Source information
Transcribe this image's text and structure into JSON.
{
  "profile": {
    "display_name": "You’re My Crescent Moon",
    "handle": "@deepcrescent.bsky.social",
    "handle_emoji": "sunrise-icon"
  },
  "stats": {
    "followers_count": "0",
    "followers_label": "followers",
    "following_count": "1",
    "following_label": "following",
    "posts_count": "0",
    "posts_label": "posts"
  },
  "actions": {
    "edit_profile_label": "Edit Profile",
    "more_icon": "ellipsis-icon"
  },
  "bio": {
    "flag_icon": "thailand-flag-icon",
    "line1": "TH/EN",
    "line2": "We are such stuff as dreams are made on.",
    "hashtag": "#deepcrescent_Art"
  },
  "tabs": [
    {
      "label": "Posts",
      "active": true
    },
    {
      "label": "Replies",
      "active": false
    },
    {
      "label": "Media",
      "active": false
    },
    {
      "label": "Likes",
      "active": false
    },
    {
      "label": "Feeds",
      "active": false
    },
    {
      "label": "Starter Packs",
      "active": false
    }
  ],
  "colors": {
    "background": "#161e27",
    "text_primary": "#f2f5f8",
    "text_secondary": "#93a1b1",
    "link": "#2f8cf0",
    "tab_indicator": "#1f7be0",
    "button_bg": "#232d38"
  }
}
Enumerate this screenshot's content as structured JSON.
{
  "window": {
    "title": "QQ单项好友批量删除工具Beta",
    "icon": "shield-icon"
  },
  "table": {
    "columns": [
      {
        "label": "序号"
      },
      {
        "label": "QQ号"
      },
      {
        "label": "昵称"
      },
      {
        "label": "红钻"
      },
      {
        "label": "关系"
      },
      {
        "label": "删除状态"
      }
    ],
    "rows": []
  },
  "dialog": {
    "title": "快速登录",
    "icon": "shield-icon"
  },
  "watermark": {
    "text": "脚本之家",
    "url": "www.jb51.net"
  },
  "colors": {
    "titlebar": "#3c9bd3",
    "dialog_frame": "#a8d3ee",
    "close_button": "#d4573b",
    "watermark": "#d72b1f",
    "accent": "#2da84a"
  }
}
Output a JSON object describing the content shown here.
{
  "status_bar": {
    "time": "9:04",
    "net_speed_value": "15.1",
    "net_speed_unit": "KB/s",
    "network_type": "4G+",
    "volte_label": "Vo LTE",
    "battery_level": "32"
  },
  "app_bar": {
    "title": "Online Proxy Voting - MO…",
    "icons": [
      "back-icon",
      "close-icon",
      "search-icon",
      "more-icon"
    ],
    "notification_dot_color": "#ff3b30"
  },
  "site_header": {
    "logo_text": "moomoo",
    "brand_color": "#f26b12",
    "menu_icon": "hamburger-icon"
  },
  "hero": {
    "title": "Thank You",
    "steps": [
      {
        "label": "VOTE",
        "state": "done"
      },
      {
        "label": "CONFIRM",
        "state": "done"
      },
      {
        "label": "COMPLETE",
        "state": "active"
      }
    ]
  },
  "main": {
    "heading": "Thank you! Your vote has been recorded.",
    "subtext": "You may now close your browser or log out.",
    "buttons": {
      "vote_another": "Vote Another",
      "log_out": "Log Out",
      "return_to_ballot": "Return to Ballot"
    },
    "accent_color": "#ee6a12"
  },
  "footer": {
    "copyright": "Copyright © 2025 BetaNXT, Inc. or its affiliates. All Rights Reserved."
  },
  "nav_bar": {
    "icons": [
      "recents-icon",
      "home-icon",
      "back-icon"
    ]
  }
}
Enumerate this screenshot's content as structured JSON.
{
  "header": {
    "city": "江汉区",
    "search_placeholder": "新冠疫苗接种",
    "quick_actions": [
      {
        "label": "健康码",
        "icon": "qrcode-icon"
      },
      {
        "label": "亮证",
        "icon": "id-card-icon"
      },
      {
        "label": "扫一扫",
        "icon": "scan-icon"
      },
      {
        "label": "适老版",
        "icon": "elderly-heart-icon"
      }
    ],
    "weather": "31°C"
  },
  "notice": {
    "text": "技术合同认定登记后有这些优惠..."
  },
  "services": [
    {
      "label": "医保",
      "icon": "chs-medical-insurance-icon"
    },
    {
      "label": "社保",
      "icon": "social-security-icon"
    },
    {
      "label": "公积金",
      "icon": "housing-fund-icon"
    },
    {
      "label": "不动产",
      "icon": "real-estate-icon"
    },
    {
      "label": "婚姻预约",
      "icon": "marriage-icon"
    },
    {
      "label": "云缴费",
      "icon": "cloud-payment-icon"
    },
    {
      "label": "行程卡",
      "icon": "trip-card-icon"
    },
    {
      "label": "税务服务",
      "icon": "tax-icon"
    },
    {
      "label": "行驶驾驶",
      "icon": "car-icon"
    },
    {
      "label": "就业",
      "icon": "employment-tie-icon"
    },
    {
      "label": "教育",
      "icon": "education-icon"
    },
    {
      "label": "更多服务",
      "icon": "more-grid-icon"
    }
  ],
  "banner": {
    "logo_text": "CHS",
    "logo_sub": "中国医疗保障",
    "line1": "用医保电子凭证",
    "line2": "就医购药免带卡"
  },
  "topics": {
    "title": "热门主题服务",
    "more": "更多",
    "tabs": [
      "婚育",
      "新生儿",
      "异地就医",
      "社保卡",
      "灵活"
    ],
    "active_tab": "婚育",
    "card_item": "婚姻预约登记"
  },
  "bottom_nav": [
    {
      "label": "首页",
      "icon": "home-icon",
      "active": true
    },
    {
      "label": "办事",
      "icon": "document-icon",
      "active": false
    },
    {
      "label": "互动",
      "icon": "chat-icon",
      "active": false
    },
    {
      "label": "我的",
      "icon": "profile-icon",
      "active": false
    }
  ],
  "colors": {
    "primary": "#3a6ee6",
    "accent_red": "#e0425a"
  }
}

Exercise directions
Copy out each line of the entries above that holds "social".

Your solution
    "handle": "@deepcrescent.bsky.social",
      "icon": "social-security-icon"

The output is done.